> AIM OF THE TASK
Below are the records; repeat them in full, exactly.

(Interface dataset entries)
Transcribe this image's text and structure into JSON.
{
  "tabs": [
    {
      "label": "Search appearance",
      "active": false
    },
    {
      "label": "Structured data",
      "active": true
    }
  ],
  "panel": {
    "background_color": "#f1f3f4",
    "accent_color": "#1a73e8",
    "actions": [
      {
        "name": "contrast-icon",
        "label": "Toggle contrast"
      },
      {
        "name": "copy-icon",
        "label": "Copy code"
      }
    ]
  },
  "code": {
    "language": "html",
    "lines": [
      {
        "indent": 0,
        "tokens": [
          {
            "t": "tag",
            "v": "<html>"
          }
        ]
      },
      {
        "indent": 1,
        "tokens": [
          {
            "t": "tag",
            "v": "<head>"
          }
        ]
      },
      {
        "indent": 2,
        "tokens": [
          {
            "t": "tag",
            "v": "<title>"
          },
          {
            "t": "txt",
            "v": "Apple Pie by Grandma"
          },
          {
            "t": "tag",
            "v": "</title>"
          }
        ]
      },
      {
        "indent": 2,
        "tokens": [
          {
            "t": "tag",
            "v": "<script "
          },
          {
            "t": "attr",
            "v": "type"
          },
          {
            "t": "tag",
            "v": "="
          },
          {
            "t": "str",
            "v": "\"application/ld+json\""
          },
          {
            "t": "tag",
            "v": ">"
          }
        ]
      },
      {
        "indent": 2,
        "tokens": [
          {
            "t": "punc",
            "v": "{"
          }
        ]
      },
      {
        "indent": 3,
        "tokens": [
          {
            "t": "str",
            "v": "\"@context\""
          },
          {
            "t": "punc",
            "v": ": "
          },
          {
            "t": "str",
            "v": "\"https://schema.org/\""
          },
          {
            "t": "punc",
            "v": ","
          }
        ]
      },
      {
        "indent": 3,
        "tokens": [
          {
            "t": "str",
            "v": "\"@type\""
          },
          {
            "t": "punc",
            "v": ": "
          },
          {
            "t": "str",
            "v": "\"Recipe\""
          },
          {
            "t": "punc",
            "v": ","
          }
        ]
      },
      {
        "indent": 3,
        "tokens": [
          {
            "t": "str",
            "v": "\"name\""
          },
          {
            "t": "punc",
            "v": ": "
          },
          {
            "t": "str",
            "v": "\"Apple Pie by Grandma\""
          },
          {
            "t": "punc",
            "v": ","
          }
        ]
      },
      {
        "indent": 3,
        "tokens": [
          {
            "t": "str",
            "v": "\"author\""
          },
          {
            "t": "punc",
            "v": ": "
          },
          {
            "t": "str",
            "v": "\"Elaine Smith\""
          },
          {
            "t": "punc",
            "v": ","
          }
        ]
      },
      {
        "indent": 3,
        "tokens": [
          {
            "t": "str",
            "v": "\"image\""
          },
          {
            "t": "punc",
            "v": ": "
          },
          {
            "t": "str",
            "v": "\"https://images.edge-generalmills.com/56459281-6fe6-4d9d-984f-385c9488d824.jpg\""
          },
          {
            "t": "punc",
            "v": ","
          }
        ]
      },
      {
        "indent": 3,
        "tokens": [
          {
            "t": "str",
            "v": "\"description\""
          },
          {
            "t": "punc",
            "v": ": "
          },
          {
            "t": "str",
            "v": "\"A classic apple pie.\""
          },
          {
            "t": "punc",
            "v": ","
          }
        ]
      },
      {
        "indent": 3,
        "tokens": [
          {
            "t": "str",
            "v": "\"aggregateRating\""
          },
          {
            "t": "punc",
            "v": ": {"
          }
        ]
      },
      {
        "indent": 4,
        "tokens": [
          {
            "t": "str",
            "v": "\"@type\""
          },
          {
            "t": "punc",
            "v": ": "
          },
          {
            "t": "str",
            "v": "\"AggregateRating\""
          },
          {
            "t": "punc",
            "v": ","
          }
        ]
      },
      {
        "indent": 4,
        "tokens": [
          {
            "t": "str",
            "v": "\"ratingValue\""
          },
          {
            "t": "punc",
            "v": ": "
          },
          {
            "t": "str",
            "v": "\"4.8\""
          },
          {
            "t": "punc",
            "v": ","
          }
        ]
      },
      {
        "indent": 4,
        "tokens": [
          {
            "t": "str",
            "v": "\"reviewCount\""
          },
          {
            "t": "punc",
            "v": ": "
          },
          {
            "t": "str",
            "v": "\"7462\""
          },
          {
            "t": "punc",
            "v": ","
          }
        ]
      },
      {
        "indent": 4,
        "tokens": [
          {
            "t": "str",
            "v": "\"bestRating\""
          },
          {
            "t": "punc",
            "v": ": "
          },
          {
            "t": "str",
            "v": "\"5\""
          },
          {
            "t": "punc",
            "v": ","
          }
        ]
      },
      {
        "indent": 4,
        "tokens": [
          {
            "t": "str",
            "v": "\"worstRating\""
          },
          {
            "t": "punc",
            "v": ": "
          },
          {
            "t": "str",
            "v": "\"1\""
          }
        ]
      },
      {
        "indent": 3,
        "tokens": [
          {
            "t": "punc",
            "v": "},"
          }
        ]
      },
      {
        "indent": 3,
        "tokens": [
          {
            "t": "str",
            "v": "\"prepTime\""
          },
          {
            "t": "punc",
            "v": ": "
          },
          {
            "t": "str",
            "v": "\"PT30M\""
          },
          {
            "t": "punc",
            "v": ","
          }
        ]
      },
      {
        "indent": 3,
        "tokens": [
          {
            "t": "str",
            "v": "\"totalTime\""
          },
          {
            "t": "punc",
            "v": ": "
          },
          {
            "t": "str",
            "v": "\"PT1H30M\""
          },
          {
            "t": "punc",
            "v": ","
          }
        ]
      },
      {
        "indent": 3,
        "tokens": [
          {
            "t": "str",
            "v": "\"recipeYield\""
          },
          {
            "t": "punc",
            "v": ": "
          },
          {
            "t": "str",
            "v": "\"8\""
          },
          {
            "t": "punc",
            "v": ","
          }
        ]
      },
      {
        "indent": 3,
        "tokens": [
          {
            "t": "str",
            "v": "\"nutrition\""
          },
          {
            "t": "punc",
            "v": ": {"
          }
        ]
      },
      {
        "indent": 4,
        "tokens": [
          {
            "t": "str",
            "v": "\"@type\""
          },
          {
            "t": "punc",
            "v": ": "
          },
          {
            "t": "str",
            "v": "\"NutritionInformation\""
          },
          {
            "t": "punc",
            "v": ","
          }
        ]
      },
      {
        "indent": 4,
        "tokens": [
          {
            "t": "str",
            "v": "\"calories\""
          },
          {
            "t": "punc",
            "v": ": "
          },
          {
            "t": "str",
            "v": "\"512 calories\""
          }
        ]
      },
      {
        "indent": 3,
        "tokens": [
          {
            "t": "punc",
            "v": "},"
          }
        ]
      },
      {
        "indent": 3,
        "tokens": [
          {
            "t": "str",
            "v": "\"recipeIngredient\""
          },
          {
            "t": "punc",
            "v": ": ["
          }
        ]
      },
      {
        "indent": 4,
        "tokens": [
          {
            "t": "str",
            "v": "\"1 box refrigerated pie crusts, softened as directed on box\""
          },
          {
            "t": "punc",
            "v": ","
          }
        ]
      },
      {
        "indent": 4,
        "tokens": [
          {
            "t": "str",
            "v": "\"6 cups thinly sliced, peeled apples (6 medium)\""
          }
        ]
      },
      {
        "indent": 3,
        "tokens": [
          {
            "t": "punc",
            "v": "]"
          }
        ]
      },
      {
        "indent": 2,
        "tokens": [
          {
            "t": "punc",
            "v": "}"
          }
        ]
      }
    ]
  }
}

> RESPONSE
Transcribe this image's text and structure into JSON.
{
  "tabs": [
    {
      "label": "Search appearance",
      "active": false
    },
    {
      "label": "Structured data",
      "active": true
    }
  ],
  "panel": {
    "background_color": "#f1f3f4",
    "accent_color": "#1a73e8",
    "actions": [
      {
        "name": "contrast-icon",
        "label": "Toggle contrast"
      },
      {
        "name": "copy-icon",
        "label": "Copy code"
      }
    ]
  },
  "code": {
    "language": "html",
    "lines": [
      {
        "indent": 0,
        "tokens": [
          {
            "t": "tag",
            "v": "<html>"
          }
        ]
      },
      {
        "indent": 1,
        "tokens": [
          {
            "t": "tag",
            "v": "<head>"
          }
        ]
      },
      {
        "indent": 2,
        "tokens": [
          {
            "t": "tag",
            "v": "<title>"
          },
          {
            "t": "txt",
            "v": "Apple Pie by Grandma"
          },
          {
            "t": "tag",
            "v": "</title>"
          }
        ]
      },
      {
        "indent": 2,
        "tokens": [
          {
            "t": "tag",
            "v": "<script "
          },
          {
            "t": "attr",
            "v": "type"
          },
          {
            "t": "tag",
            "v": "="
          },
          {
            "t": "str",
            "v": "\"application/ld+json\""
          },
          {
            "t": "tag",
            "v": ">"
          }
        ]
      },
      {
        "indent": 2,
        "tokens": [
          {
            "t": "punc",
            "v": "{"
          }
        ]
      },
      {
        "indent": 3,
        "tokens": [
          {
            "t": "str",
            "v": "\"@context\""
          },
          {
            "t": "punc",
            "v": ": "
          },
          {
            "t": "str",
            "v": "\"https://schema.org/\""
          },
          {
            "t": "punc",
            "v": ","
          }
        ]
      },
      {
        "indent": 3,
        "tokens": [
          {
            "t": "str",
            "v": "\"@type\""
          },
          {
            "t": "punc",
            "v": ": "
          },
          {
            "t": "str",
            "v": "\"Recipe\""
          },
          {
            "t": "punc",
            "v": ","
          }
        ]
      },
      {
        "indent": 3,
        "tokens": [
          {
            "t": "str",
            "v": "\"name\""
          },
          {
            "t": "punc",
            "v": ": "
          },
          {
            "t": "str",
            "v": "\"Apple Pie by Grandma\""
          },
          {
            "t": "punc",
            "v": ","
          }
        ]
      },
      {
        "indent": 3,
        "tokens": [
          {
            "t": "str",
            "v": "\"author\""
          },
          {
            "t": "punc",
            "v": ": "
          },
          {
            "t": "str",
            "v": "\"Elaine Smith\""
          },
          {
            "t": "punc",
            "v": ","
          }
        ]
      },
      {
        "indent": 3,
        "tokens": [
          {
            "t": "str",
            "v": "\"image\""
          },
          {
            "t": "punc",
            "v": ": "
          },
          {
            "t": "str",
            "v": "\"https://images.edge-generalmills.com/56459281-6fe6-4d9d-984f-385c9488d824.jpg\""
          },
          {
            "t": "punc",
            "v": ","
          }
        ]
      },
      {
        "indent": 3,
        "tokens": [
          {
            "t": "str",
            "v": "\"description\""
          },
          {
            "t": "punc",
            "v": ": "
          },
          {
            "t": "str",
            "v": "\"A classic apple pie.\""
          },
          {
            "t": "punc",
            "v": ","
          }
        ]
      },
      {
        "indent": 3,
        "tokens": [
          {
            "t": "str",
            "v": "\"aggregateRating\""
          },
          {
            "t": "punc",
            "v": ": {"
          }
        ]
      },
      {
        "indent": 4,
        "tokens": [
          {
            "t": "str",
            "v": "\"@type\""
          },
          {
            "t": "punc",
            "v": ": "
          },
          {
            "t": "str",
            "v": "\"AggregateRating\""
          },
          {
            "t": "punc",
            "v": ","
          }
        ]
      },
      {
        "indent": 4,
        "tokens": [
          {
            "t": "str",
            "v": "\"ratingValue\""
          },
          {
            "t": "punc",
            "v": ": "
          },
          {
            "t": "str",
            "v": "\"4.8\""
          },
          {
            "t": "punc",
            "v": ","
          }
        ]
      },
      {
        "indent": 4,
        "tokens": [
          {
            "t": "str",
            "v": "\"reviewCount\""
          },
          {
            "t": "punc",
            "v": ": "
          },
          {
            "t": "str",
            "v": "\"7462\""
          },
          {
            "t": "punc",
            "v": ","
          }
        ]
      },
      {
        "indent": 4,
        "tokens": [
          {
            "t": "str",
            "v": "\"bestRating\""
          },
          {
            "t": "punc",
            "v": ": "
          },
          {
            "t": "str",
            "v": "\"5\""
          },
          {
            "t": "punc",
            "v": ","
          }
        ]
      },
      {
        "indent": 4,
        "tokens": [
          {
            "t": "str",
            "v": "\"worstRating\""
          },
          {
            "t": "punc",
            "v": ": "
          },
          {
            "t": "str",
            "v": "\"1\""
          }
        ]
      },
      {
        "indent": 3,
        "tokens": [
          {
            "t": "punc",
            "v": "},"
          }
        ]
      },
      {
        "indent": 3,
        "tokens": [
          {
            "t": "str",
            "v": "\"prepTime\""
          },
          {
            "t": "punc",
            "v": ": "
          },
          {
            "t": "str",
            "v": "\"PT30M\""
          },
          {
            "t": "punc",
            "v": ","
          }
        ]
      },
      {
        "indent": 3,
        "tokens": [
          {
            "t": "str",
            "v": "\"totalTime\""
          },
          {
            "t": "punc",
            "v": ": "
          },
          {
            "t": "str",
            "v": "\"PT1H30M\""
          },
          {
            "t": "punc",
            "v": ","
          }
        ]
      },
      {
        "indent": 3,
        "tokens": [
          {
            "t": "str",
            "v": "\"recipeYield\""
          },
          {
            "t": "punc",
            "v": ": "
          },
          {
            "t": "str",
            "v": "\"8\""
          },
          {
            "t": "punc",
            "v": ","
          }
        ]
      },
      {
        "indent": 3,
        "tokens": [
          {
            "t": "str",
            "v": "\"nutrition\""
          },
          {
            "t": "punc",
            "v": ": {"
          }
        ]
      },
      {
        "indent": 4,
        "tokens": [
          {
            "t": "str",
            "v": "\"@type\""
          },
          {
            "t": "punc",
            "v": ": "
          },
          {
            "t": "str",
            "v": "\"NutritionInformation\""
          },
          {
            "t": "punc",
            "v": ","
          }
        ]
      },
      {
        "indent": 4,
        "tokens": [
          {
            "t": "str",
            "v": "\"calories\""
          },
          {
            "t": "punc",
            "v": ": "
          },
          {
            "t": "str",
            "v": "\"512 calories\""
          }
        ]
      },
      {
        "indent": 3,
        "tokens": [
          {
            "t": "punc",
            "v": "},"
          }
        ]
      },
      {
        "indent": 3,
        "tokens": [
          {
            "t": "str",
            "v": "\"recipeIngredient\""
          },
          {
            "t": "punc",
            "v": ": ["
          }
        ]
      },
      {
        "indent": 4,
        "tokens": [
          {
            "t": "str",
            "v": "\"1 box refrigerated pie crusts, softened as directed on box\""
          },
          {
            "t": "punc",
            "v": ","
          }
        ]
      },
      {
        "indent": 4,
        "tokens": [
          {
            "t": "str",
            "v": "\"6 cups thinly sliced, peeled apples (6 medium)\""
          }
        ]
      },
      {
        "indent": 3,
        "tokens": [
          {
            "t": "punc",
            "v": "]"
          }
        ]
      },
      {
        "indent": 2,
        "tokens": [
          {
            "t": "punc",
            "v": "}"
          }
        ]
      }
    ]
  }
}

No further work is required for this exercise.